Task instructions -
Report how many lines of the data below contain "value". Give nothing besides the number.

Extracted information -

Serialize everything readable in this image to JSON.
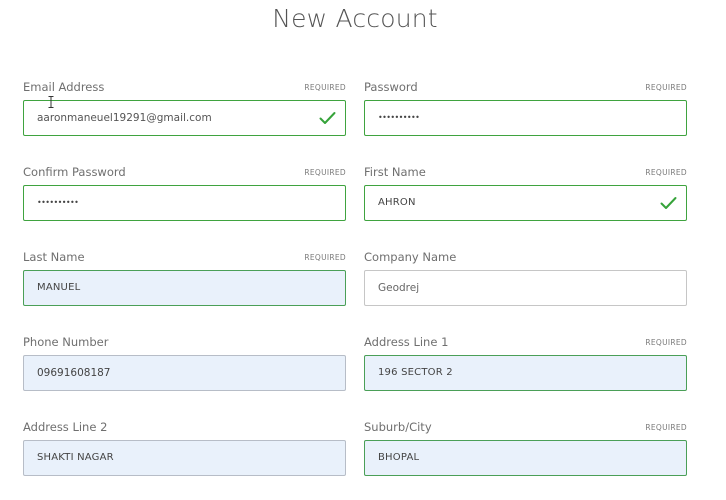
{
  "page": {
    "title": "New Account"
  },
  "form": {
    "email": {
      "label": "Email Address",
      "required": "REQUIRED",
      "value": "aaronmaneuel19291@gmail.com"
    },
    "password": {
      "label": "Password",
      "required": "REQUIRED",
      "value": "••••••••••"
    },
    "confirm_password": {
      "label": "Confirm Password",
      "required": "REQUIRED",
      "value": "••••••••••"
    },
    "first_name": {
      "label": "First Name",
      "required": "REQUIRED",
      "value": "AHRON"
    },
    "last_name": {
      "label": "Last Name",
      "required": "REQUIRED",
      "value": "MANUEL"
    },
    "company_name": {
      "label": "Company Name",
      "value": "Geodrej"
    },
    "phone_number": {
      "label": "Phone Number",
      "value": "09691608187"
    },
    "address_line_1": {
      "label": "Address Line 1",
      "required": "REQUIRED",
      "value": "196 SECTOR 2"
    },
    "address_line_2": {
      "label": "Address Line 2",
      "value": "SHAKTI NAGAR"
    },
    "suburb_city": {
      "label": "Suburb/City",
      "required": "REQUIRED",
      "value": "BHOPAL"
    }
  },
  "icons": {
    "valid": "check-icon",
    "cursor": "text-cursor-icon"
  },
  "colors": {
    "valid_border": "#3fa33f",
    "autofill_background": "#e9f1fb",
    "default_border": "#c6c6c6"
  }
}
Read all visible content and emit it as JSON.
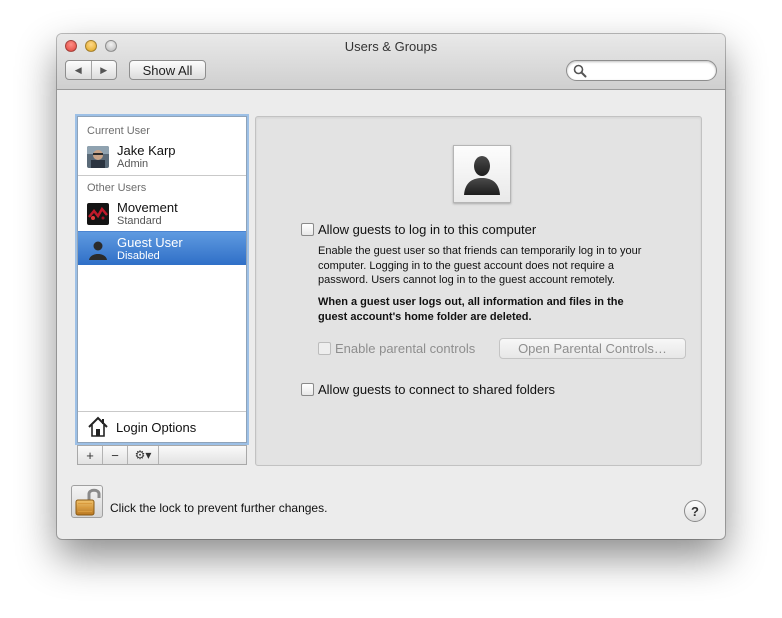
{
  "window": {
    "title": "Users & Groups"
  },
  "toolbar": {
    "back_icon": "back-arrow-icon",
    "forward_icon": "forward-arrow-icon",
    "show_all_label": "Show All",
    "search_placeholder": ""
  },
  "sidebar": {
    "current_user_header": "Current User",
    "other_users_header": "Other Users",
    "users": [
      {
        "name": "Jake Karp",
        "role": "Admin",
        "avatar": "user-photo-avatar"
      },
      {
        "name": "Movement",
        "role": "Standard",
        "avatar": "red-abstract-avatar"
      },
      {
        "name": "Guest User",
        "role": "Disabled",
        "avatar": "guest-silhouette-avatar",
        "selected": true
      }
    ],
    "login_options_label": "Login Options",
    "tools": {
      "add": "+",
      "remove": "−",
      "action": "⚙▾"
    }
  },
  "panel": {
    "allow_guests_login_label": "Allow guests to log in to this computer",
    "allow_guests_login_checked": false,
    "description": [
      "Enable the guest user so that friends can temporarily log in to your",
      "computer. Logging in to the guest account does not require a",
      "password. Users cannot log in to the guest account remotely."
    ],
    "warning": [
      "When a guest user logs out, all information and files in the",
      "guest account's home folder are deleted."
    ],
    "parental_controls_label": "Enable parental controls",
    "open_parental_controls_label": "Open Parental Controls…",
    "allow_shared_folders_label": "Allow guests to connect to shared folders",
    "allow_shared_folders_checked": false
  },
  "footer": {
    "lock_text": "Click the lock to prevent further changes.",
    "help_label": "?"
  },
  "colors": {
    "selection": "#3b7bd0",
    "focus_ring": "#9dc0e6",
    "window_bg": "#ececec"
  }
}
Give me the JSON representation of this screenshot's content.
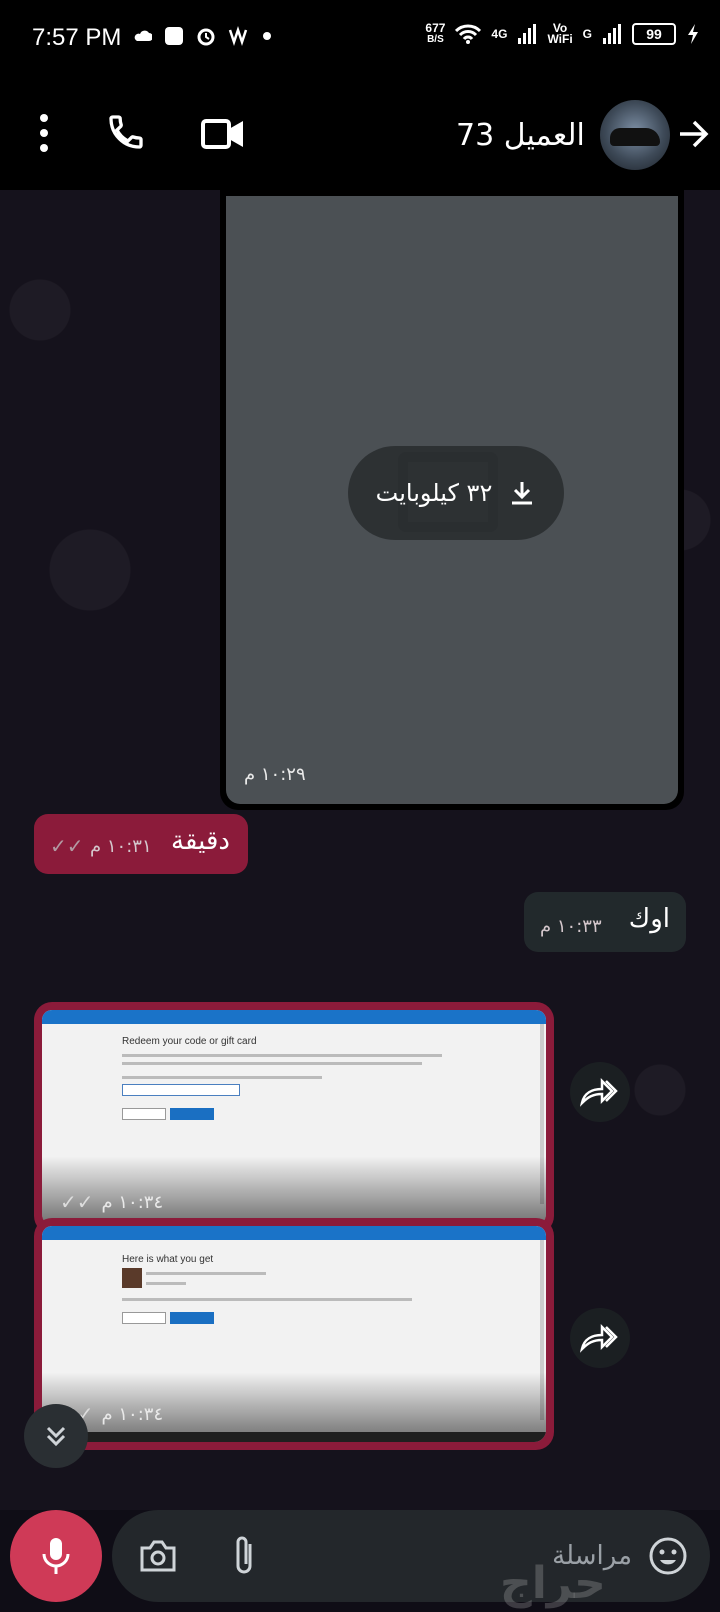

Final answer -
10